Ubiquitin immunochemistry as a diagnostic aid for community pathologists evaluating patients who have dementia.

Journal Article (Journal Article)

Alzheimer's disease is the most common cause of dementia It is associated with genetic risk factors and at least three autosomal dominant mutations. Community pathologists are frequently asked by families to evaluate autopsy material for Alzheimer's disease. Neuropathologic diagnosis is based on technically difficult silver impregnation stains that may not be readily available to community-based pathologists. Because immunohistochemical techniques are more widely accessible, we evaluated the practical utility of using a single immunohistochemical stain for diagnosing Alzheimer's disease. The ubiquitin antigen was selected because of its presence in morphologically distinct deposits characteristic of several neurodegenerative diseases. Paraffin blocks were obtained from the Bryan Alzheimer's Disease Research Center Brain Bank, a repository of approximately 900 brains. Tissues from 16 individuals who exhibited the entire range of Alzheimer's-type neuropathology were selected. Ubiquitin immunostains, evaluated blindly and independently by four pathologists ranging from first-year resident trainee to experienced neuropathologist, reliably stained both neuritic plaques and neurofibrillary tangles essential for diagnosing and staging Alzheimer's disease. Nondemented controls with early Alzheimer's-type changes were easily distinguished from cases of definitive Alzheimer's disease. The stains also highlighted characteristic inclusions of Parkinson's disease or Lewy body dementia Ubiquitin immunohistochemistry is a reliable, reproducible, and readily available diagnostic aid for distinguishing Alzheimer's disease from other causes of dementia.

Full Text

Duke Authors

Cited Authors

  • Chu, CT; Caruso, JL; Cummings, TJ; Ervin, J; Rosenberg, C; Hulette, CM

Published Date

  • April 2000

Published In

Volume / Issue

  • 13 / 4

Start / End Page

  • 420 - 426

PubMed ID

  • 10786809

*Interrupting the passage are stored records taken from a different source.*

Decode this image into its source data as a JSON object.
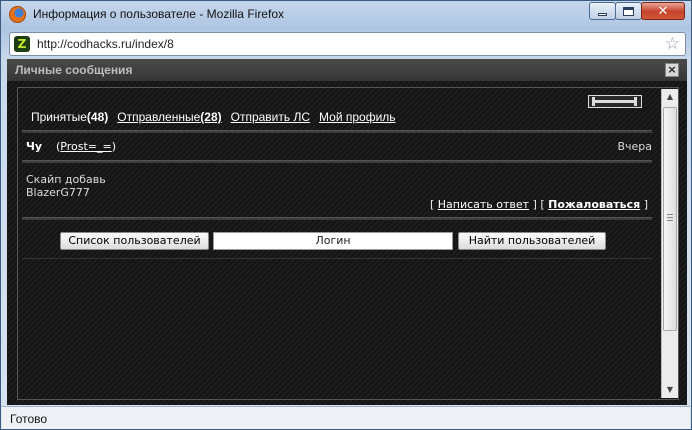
{
  "window": {
    "title": "Информация о пользователе - Mozilla Firefox",
    "url": "http://codhacks.ru/index/8",
    "status": "Готово"
  },
  "dialog": {
    "title": "Личные сообщения",
    "close_glyph": "×"
  },
  "tabs": [
    {
      "label": "Принятые",
      "count": "(48)"
    },
    {
      "label": "Отправленные",
      "count": "(28)"
    },
    {
      "label": "Отправить ЛС"
    },
    {
      "label": "Мой профиль"
    }
  ],
  "message": {
    "sender": "Чу",
    "from_prefix": "(",
    "from_user": "Prost=_=",
    "from_suffix": ")",
    "date": "Вчера",
    "body_line1": "Скайп добавь",
    "body_line2": "BlazerG777",
    "actions": {
      "open1": "[",
      "reply": "Написать ответ",
      "mid": "] [",
      "complain": "Пожаловаться",
      "close": "]"
    }
  },
  "search": {
    "users_button": "Список пользователей",
    "login_value": "Логин",
    "find_button": "Найти пользователей"
  },
  "icons": {
    "browser": "firefox-icon",
    "site": "site-favicon",
    "bookmark": "star-icon"
  },
  "colors": {
    "page_bg": "#1b1b1b",
    "header_bg": "#404040",
    "link": "#ffffff",
    "close_button": "#c5412a"
  }
}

International Standard Serial Number (ISSN)

  • 0893-3952

Digital Object Identifier (DOI)

  • 10.1038/modpathol.3880072


  • eng

Conference Location

  • United States